The Affordable Care Act has changed this. Because insurance companies can no longer deny coverage based on a pre-exisiting condition, they cannot deny covering someone simply on the basis of their transgender status.
#2 Transgender Health Exclusions in Insurance Policies
Almost every public and private insurance policy has an "exclusion" written into the terms of it's contract absconding themselves from covering transition related procedures.
This means that even trans* people who do have health insurance often pay out of pocket for transition related medical care.
Hormones can average up to $100 per month
Average therapy is around $100 per session
Surgeries range from $5,000 to $50,000 with some phalloplasties up to $100,000
Insurance companies often interpret their policies very broadly to avoid covering care for trans* patients by claiming that more general medical conditions are the result of trans* treatments or procedures.
#3 Insurance Policies Function on a Gender Binary that Denies Coverage for Services Many Trans* Patients Need
Insurance companies often do not cover care based assumptions about the patient based on gender.

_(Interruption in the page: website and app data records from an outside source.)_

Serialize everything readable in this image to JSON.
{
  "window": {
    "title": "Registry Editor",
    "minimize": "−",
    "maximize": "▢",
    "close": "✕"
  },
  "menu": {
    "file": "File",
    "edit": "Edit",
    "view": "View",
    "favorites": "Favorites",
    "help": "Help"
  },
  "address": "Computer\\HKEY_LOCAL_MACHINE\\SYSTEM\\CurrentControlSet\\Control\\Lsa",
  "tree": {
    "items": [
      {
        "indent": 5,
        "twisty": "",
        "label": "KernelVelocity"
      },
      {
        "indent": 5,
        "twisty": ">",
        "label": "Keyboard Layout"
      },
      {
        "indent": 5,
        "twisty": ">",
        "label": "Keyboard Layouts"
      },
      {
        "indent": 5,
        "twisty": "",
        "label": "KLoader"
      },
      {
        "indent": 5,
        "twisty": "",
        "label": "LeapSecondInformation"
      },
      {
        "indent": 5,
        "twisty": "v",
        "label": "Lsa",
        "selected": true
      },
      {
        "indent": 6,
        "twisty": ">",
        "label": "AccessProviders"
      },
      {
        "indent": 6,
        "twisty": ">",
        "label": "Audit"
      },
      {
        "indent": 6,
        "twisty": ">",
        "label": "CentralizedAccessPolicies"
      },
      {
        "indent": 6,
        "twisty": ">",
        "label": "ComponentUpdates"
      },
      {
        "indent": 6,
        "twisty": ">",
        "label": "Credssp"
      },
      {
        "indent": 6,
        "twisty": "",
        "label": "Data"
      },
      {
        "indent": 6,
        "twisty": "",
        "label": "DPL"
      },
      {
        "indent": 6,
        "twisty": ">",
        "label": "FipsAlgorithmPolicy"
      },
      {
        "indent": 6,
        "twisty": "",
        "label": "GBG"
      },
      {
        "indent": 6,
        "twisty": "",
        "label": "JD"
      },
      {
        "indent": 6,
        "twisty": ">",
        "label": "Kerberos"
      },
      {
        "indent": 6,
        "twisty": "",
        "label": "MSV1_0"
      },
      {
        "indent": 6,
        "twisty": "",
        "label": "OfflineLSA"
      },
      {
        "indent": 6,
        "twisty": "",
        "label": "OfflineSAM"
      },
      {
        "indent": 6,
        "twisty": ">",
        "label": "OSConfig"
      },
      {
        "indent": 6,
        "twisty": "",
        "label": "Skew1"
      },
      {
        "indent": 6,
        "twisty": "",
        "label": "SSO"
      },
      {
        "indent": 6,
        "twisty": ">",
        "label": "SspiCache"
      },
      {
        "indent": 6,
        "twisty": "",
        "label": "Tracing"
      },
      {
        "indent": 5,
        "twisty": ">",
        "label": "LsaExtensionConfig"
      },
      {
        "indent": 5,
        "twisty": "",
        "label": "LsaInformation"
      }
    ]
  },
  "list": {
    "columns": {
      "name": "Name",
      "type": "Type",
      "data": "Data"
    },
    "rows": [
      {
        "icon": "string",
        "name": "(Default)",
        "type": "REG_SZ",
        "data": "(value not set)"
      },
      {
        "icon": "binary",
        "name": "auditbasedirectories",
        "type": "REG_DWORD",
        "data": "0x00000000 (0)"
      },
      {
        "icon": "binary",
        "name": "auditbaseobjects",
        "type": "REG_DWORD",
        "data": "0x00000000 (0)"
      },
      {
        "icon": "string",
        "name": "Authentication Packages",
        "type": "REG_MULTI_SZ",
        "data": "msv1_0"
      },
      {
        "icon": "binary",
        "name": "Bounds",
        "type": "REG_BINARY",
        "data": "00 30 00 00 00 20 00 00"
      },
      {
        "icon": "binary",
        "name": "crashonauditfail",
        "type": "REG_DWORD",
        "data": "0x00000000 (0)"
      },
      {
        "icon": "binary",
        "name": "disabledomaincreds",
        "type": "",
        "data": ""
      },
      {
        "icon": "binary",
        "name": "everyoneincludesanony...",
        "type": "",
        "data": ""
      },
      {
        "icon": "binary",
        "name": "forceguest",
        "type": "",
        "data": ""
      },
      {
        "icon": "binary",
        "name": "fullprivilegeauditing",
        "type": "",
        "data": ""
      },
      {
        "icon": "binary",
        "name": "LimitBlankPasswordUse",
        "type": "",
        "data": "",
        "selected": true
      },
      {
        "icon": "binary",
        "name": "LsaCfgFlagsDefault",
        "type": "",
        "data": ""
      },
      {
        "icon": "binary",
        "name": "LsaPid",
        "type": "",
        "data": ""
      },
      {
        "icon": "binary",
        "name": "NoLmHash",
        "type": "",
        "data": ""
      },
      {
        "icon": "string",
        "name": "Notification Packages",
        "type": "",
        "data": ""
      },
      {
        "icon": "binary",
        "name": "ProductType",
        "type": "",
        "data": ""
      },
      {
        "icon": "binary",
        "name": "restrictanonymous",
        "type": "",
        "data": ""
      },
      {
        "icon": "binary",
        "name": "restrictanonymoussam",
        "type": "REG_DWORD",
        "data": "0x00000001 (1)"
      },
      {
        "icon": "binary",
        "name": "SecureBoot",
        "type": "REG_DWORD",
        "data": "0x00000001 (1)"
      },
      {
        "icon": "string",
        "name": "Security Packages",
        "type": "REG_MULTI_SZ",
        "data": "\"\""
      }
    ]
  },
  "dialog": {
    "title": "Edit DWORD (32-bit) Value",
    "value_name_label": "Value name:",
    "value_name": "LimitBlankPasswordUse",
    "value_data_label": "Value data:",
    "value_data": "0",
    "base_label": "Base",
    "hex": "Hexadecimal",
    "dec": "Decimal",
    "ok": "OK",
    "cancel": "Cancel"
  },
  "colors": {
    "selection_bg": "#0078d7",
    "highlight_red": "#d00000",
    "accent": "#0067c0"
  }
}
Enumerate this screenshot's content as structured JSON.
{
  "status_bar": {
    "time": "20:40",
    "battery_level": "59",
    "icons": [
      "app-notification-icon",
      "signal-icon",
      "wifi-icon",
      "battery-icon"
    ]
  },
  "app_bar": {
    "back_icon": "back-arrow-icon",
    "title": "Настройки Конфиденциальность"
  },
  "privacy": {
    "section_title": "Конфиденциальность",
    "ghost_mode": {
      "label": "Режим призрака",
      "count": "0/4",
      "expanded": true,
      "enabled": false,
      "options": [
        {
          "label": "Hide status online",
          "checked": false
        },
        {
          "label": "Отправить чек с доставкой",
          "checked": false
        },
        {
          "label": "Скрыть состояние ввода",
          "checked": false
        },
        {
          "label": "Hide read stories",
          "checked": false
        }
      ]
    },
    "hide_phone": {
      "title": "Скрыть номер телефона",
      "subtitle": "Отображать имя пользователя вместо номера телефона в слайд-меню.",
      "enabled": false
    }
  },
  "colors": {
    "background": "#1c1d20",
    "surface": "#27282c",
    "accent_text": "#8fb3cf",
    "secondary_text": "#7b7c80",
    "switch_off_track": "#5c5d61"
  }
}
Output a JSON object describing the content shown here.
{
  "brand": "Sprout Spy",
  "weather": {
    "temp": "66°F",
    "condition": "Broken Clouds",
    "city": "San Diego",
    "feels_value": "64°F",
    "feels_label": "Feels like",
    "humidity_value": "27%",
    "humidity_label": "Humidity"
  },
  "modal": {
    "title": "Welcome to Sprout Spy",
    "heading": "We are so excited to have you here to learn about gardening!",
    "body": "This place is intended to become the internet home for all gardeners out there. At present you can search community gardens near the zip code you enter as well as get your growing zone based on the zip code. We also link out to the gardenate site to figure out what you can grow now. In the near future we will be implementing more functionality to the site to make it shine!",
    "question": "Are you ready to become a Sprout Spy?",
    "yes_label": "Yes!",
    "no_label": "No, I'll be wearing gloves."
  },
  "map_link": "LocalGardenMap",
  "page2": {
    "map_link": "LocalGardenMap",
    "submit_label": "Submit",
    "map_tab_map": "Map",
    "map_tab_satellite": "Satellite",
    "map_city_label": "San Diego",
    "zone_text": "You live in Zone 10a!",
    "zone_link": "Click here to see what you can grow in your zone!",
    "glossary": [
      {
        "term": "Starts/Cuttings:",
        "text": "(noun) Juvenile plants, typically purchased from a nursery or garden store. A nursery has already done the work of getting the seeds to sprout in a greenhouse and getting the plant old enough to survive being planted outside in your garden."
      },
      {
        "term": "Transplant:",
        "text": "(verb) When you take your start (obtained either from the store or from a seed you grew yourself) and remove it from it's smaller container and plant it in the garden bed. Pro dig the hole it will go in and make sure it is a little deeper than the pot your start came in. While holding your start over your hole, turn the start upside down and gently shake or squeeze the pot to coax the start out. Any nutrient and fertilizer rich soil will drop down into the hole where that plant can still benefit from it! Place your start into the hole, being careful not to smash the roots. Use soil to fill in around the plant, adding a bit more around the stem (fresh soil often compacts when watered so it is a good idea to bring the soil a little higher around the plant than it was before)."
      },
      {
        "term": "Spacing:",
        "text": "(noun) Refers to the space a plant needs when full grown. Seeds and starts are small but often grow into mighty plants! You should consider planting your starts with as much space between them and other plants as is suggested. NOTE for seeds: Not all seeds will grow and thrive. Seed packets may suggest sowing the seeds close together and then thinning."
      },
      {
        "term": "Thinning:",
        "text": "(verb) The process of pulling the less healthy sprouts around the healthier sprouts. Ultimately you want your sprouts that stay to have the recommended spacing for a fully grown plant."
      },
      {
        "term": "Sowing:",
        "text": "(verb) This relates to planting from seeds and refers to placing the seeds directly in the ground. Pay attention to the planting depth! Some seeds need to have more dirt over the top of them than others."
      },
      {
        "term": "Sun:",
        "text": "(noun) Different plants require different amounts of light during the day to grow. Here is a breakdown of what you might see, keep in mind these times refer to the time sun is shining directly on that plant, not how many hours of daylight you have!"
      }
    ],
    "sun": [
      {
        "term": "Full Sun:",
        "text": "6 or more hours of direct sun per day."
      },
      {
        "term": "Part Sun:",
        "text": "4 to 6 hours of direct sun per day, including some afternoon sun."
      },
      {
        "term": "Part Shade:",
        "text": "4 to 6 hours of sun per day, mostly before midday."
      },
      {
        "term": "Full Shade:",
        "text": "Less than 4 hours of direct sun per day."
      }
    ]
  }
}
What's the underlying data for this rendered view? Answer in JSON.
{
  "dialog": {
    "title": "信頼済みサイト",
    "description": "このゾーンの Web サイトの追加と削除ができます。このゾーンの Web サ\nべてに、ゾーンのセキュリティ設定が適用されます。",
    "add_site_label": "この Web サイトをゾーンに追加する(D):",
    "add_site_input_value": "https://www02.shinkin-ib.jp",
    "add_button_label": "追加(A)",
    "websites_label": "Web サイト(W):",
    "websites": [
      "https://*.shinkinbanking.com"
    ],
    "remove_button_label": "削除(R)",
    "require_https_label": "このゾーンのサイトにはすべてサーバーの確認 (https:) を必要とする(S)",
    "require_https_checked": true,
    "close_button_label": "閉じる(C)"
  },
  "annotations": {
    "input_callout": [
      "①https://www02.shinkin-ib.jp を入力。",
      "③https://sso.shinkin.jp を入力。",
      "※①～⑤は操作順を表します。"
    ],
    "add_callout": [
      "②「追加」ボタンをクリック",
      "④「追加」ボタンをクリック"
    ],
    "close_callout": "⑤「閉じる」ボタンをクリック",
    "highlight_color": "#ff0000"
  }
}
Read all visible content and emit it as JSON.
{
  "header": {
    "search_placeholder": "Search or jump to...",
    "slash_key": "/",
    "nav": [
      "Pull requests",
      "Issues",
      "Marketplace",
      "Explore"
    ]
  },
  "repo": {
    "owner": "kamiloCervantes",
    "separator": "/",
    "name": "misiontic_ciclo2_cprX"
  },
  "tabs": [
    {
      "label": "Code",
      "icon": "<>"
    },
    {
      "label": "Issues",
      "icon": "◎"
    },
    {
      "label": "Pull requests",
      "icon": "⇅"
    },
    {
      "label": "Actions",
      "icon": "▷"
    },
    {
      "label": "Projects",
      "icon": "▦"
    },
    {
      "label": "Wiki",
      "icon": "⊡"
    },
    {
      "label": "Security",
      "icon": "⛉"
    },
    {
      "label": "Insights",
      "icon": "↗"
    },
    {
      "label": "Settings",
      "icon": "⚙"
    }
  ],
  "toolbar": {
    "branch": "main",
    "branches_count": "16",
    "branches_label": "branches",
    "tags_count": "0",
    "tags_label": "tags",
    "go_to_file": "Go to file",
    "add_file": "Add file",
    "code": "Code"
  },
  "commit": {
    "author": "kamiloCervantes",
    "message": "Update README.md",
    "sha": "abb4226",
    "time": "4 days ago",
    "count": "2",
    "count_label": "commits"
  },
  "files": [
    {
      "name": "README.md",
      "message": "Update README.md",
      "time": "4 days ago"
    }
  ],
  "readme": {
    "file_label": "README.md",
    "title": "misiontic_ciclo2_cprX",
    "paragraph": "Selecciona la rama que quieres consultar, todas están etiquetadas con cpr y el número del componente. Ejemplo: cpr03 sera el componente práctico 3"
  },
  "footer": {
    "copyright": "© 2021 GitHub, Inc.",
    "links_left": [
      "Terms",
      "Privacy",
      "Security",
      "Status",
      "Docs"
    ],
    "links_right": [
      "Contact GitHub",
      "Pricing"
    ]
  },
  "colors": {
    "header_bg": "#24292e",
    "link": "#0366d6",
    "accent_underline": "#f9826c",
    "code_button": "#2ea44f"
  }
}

For example, they may refuse to pay for a PAP smear needed by a trans* man, or a prostate exam for a trans* woman, even though that person requires such preventative exams to stay healthy.
In January of 2013, the Insurance Division of the Dept. of Consumer and Business Services made Trans* exclusions illegal in the State of Oregon.
A bulletin was issued, effective immediately, specifically stating:

Health insurers cannot categorically exclude trans* patients from coverage
Health insurers must provide coverage of treatments for all trans* patients if they provide coverage of those services for other policy holders
Health insurers may not deny treatment based on the policy holders actual or perceived gender.
The statewide mandate for the coverage of mental health services must also be applied to trans* patients.
Gender is an internal and external identity, often rooted in groupings of social behaviors, presentations and patterns. Often gender identities reside along the spectrum of masculine-androgynous-feminine, though many are not fixed.
Sex and gender often interact, but they are not the same thing.
Everyone has a gender identity.
Gender is incredibly complex. It doesn't actually exist on a binary and isn't always a function of sex, but we often catagorize it as though it is.
Drivers license/ID documents
Music festivals
Health clinics
And, apparently, ball point pens...
Gender queer
Two Spirited
Gender non-conforming
Drag queen
Drag king
It is respectful to address a person by the name and pronouns they prefer, and it is okay to ask politely.

It is also respectful to use the language that person uses to identify their body parts.
Some terms to become familiar with:
Sexual reassignment (or alignment) surgery
Hormone therapy or Hormone Replacement Therapy (HRT)
Top Surgery
Bottom Surgery
It is disrespectful to:

Use the wrong name, pronouns or other gendered language

Ask questions that do not directly pertain to that persons health out of curiosity.

Suggest that a non-related health condition is the consequence of a person's gender identity

Assume you know more about a patient's gender related therapies than they do

Use gender related slurs, refer to a person as "it", or do anything that might make that person feel anything less that fully human
Hormone Therapy- Estrogen, Testosterone, Hormone Blockers, Puberty Delay

Chest Surgeries- Breast Augmentation, Masectomy

Genital Surgeries- vaginoplasty, phalloplasty and others


Tracheal Shave

Facial Feminization Surgery


Voice feminization surgery or voice lessons
National Student Nursing Association Conference
Jaxon Mitchell

Some Useful Resources
National Center for Transgender Equality- transequality.org

Transgender Law Center- transgenderlawcenter.org

World Professional Association for Transgender Health- wpath.org

Basic Rights Oregon Trans Justice Program- basicrights.org/programs/transgender-justice

Hudson's FTM Resource Guide- ftmguide.org

Laura's Playground (MTF Resources)- lauras-playground.com

Jaxon Mitchell
Full transcript